The U.S. Small Business Administration (SBA) reported a breach that exposed the personal information of nearly 8,000 business owners who had applied for federal disaster loans.
And the list goes on and on.
That alone is reason enough to make application security testing a budget priority. But it is not the only one.
Another is that the attack surface of many businesses has increased exponentially with the sudden shift to a work-from-home (WFH) regime that has dispersed millions of workers who had been more concentrated in offices, where it was easier to maintain security.
Thomas Richards, principal consultant and red team practice leader at Synopsys, noted recently that a single global company suddenly had to procure thousands of laptops for employees who had been using desktops in the office.
Besides procuring the devices, there was a mad rush “to configure them and develop policies around them,” he said, noting that haste frequently leads to mistakes.
Meanwhile, those workers have been forced to do numerous things online that they had been doing in person, including collaborating with video conferencing platforms that have their own set of security weaknesses.
Stuff like that is catnip to cyber criminals.
Finally, another reason application security testing should be a budget priority is that securing modern software is as hard as it is important. It takes a consistent investment of time and money to get it right.
Modern software is more complex, given that it is assembled from hundreds or thousands of components (proprietary, open source, commercial) and interconnected through a vast web of software supply chains.
The complexity is significant because organizations increasingly rely on newer technologies such as APIs and microservices, cloud computing, containers, serverless computers, OSS components, and frameworks. Many organizations are not as adept at testing, hardening, and securing these technologies as they are at handling software from even a few years ago.
All that expands the attack surface as well.

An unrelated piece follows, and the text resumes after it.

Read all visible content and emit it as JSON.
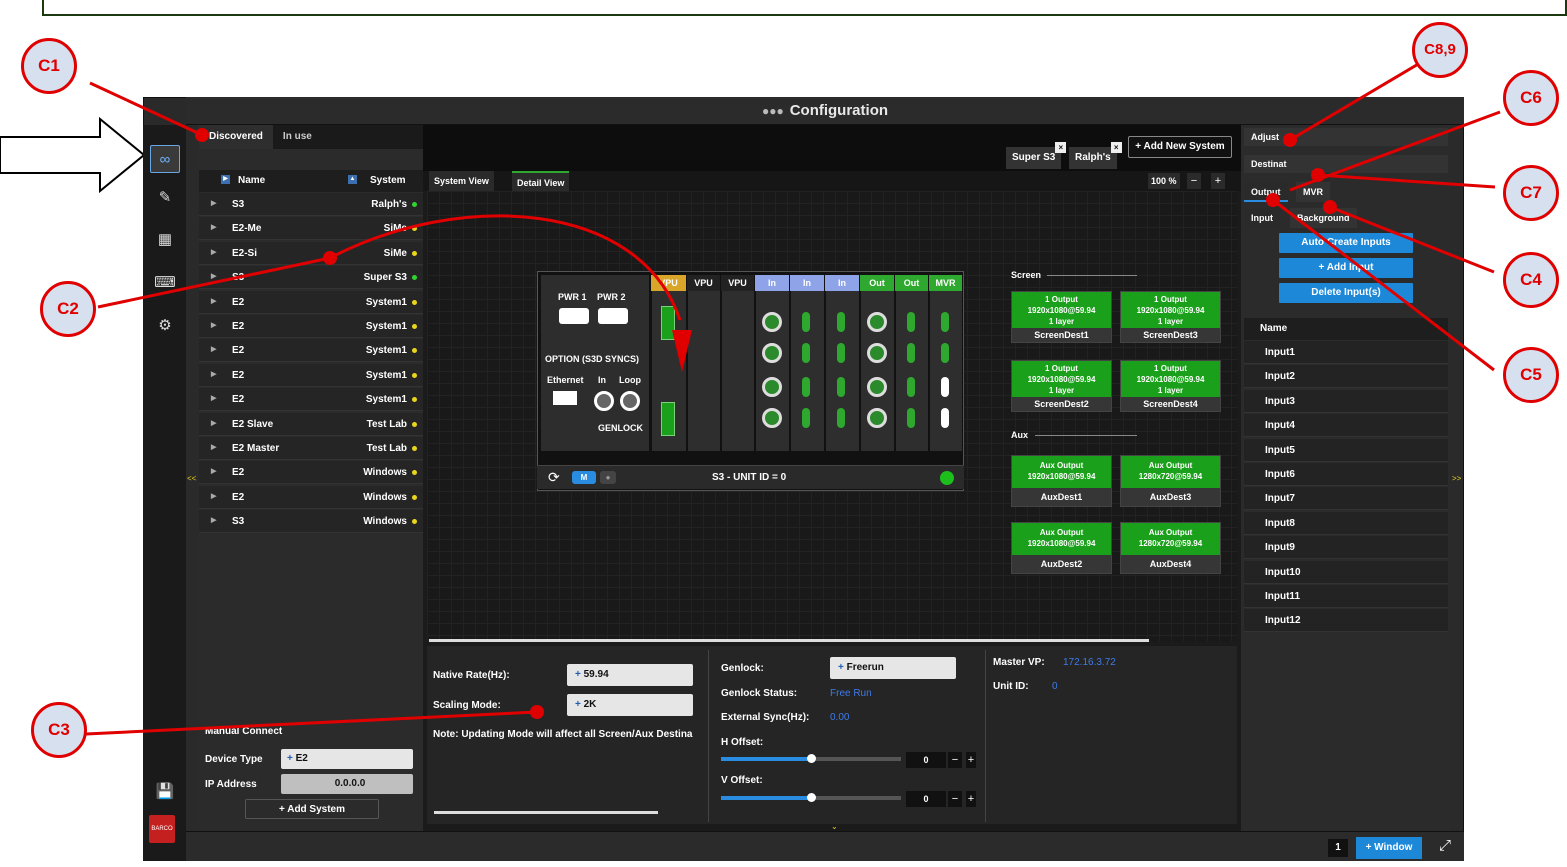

Just one example: Instacart’s fast-track rollout of white-label integrations with big-box retailers such as Costco and Safeway, after demand for its “personal shoppers” spiked 150% owing to shelter-in-place orders.
Piping the real-time inventories of multiple, major retail chains to an app that can be browsed by consumers, and then connecting that information to the mobile phone of an Instacart driver, can’t be done with a few lines of Python—or a few thousand lines of Python. It takes a massive amount of code, all of which needs to be rigorously tested if is not to become low-hanging fruit for hackers.
Jonathan Knudsen, technical marketing manager at Synopsys, noted that it’s worth taking advantage of the “never let a crisis go to waste” mantra, and using the current situation to improve on your competitive posture.
“Weaving application security into product teams requires some changes in processes and culture,” he said. “Why not take advantage of the work-from-home upheaval to make some positive changes to drive down your overall risk?”
“If your competitors are in hard crisis mode, but you’re able to manage crisis and improve your security stance, then you’re going to come out ahead in the long run.”
The good news is that the tools and services to build security into software are available, from static analysis to dynamic to interactive security testing, from software composition analysis (SCA) to pen testing at the end of the software development life cycle (SDLC).
But the caveat is that all those tools and services are crucial. No single tool will do it all. There is no way to press a button and watch all the vulnerabilities disappear.
It takes time, well-trained people, and investment. Now more than ever.
Taylor Armerding is an award-winning journalist who left the declining field of mainstream newspapers in 2011 to write in the explosively expanding field of information security. He has previously written for CSO Online and the Sophos blog Naked Security. When he’s not writing he hikes, bikes, golfs, and plays bluegrass music.